And then came a hurricane of Quality Street, as the air filled with a blizzard of shiny, multi-coloured shrapnel. Mr Towers turned the music off and started shouting to try to restore order, but all in vain.
Aureliana looked over in desperation at James. He was bent nearly double with laughter. His friend Laurence had one arm slung round his best mate’s head, the other arm busy with a fist-pumping triumphal gesture.
Lindsay and Cara had tears of mirth streaming down their maquillaged faces, holding on to each other for support.
It took a moment for Aureliana to accept what was happening.
That this had been planned from the start. That someone had gone to the trouble of buying dozens of those big tins of sweets and handed them round the audience. That they had been given a cue to start lobbing them, and for everyone else, this was the extra helping of mock in the grand finale.
Slowly, it dawned on her that her crush might not have been as secret as she thought. This she found even more humiliating than being at the centre of the confectionery tornado.
She could see Gavin trying to remonstrate with them all from underneath his duck bill hat.
James Fraser was clapping and he uttered a three-syllable, single word, as he looked at her, enunciating clearly.
Aureliana had long ago steeled herself not to cry under pressure. Not only did she not want to give her tormentors the satisfaction, she’d figured out the less reaction you gave bullies, the faster they lost interest. She saw no reason to break that rule now and start weeping in front of a vast and hostile audience.
Unfortunately, at that moment of dignified resolve, she was hit with a Coconut Éclair in the left eye, and they both started streaming anyway.
Anna stepped out of the stark autumn chill and squeezed into the steamy warmth of the restaurant. It was buzzing with conversations and pounding music, set at
the weekend has started
‘Table for two please!’ Anna bellowed, feeling that flutter of nerves and anticipation, tinged with scepticism. When it came to crap dates, she had her proficiency badge.
Thanks to practice, Anna knew to choose lively and not-overtly-romantic venues to take the pressure off. And the trend for sharer plates that arrived at different times was a gift. With the traditional three courses, there was nothing worse than a date going badly, and knowing you were locked in the deadening back-and-forth of

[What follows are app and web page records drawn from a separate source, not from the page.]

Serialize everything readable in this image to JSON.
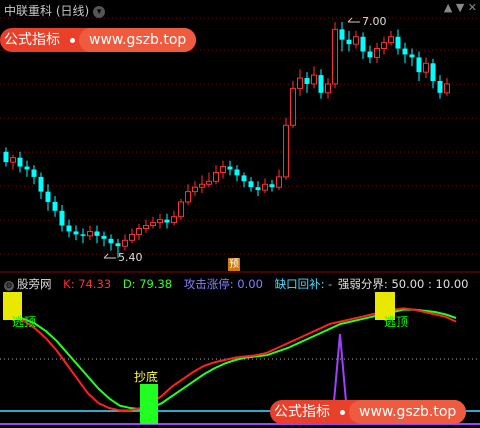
{
  "header": {
    "title": "中联重科 (日线)",
    "controls": "▲ ▼ ✕"
  },
  "badges": {
    "label": "公式指标",
    "url": "www.gszb.top"
  },
  "price_chart": {
    "high_label": "7.00",
    "low_label": "5.40",
    "yu_marker": "预"
  },
  "indicator": {
    "name": "股旁网",
    "k_label": "K: 74.33",
    "d_label": "D: 79.38",
    "attack_label": "攻击涨停: 0.00",
    "gap_label": "缺口回补: -",
    "strength_label": "强弱分界: 50.00",
    "ten_label": ": 10.00",
    "signal_top_left": "逃顶",
    "signal_bottom": "抄底",
    "signal_top_right": "逃顶"
  },
  "colors": {
    "up": "#ff3030",
    "down": "#00ffff",
    "k_line": "#ff2020",
    "d_line": "#20ff20",
    "grid": "#8b0000"
  }
}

where are you from
just an espresso for me, please
Of course, you could simply go for a drink and cut out the dining. However, Anna vetoed alcohol and no food since an incident where she woke up at the end of the Central Line with only a patchy memory of how she got there, holding a plastic pineapple ice-bucket and a phone bearing eleven texts of increasing incoherence and pornography.
The intimidatingly young and cool waitress took her name and ushered her down into the dark basement.
Anna stood in the three-deep crush at the bar among the mouthy straight-from-work suits, wondering if tonight would be the night.
By ‘the night’, she meant the one she fantasised would be mentioned in the best man’s speech in the splendour of The Old Rectory, as he stood in a shaft of sunshine splintered through mullioned windows.
For those of you that don’t know, Neil met Anna on an internet date. I’m told he was attracted to her sparkling sense of humour and the fact she’d got him a drink without being asked.
(Pause for weak laughter.)
She eventually part-screeched and part-semaphored an order for herself and her date, and found a corner to loiter in.
Honestly, she remonstrated with herself, an internet date is basically an interview for a shag. Isn’t that pressure enough without mentally spooling forward to imaginary nuptials? Anna wasn’t at all obsessed with getting married, per se; she was simply keen to find the person who mattered. She was thirty-two and the bastard was taking his time. So much so that she suspected he’d got lost en route and accidentally married someone else.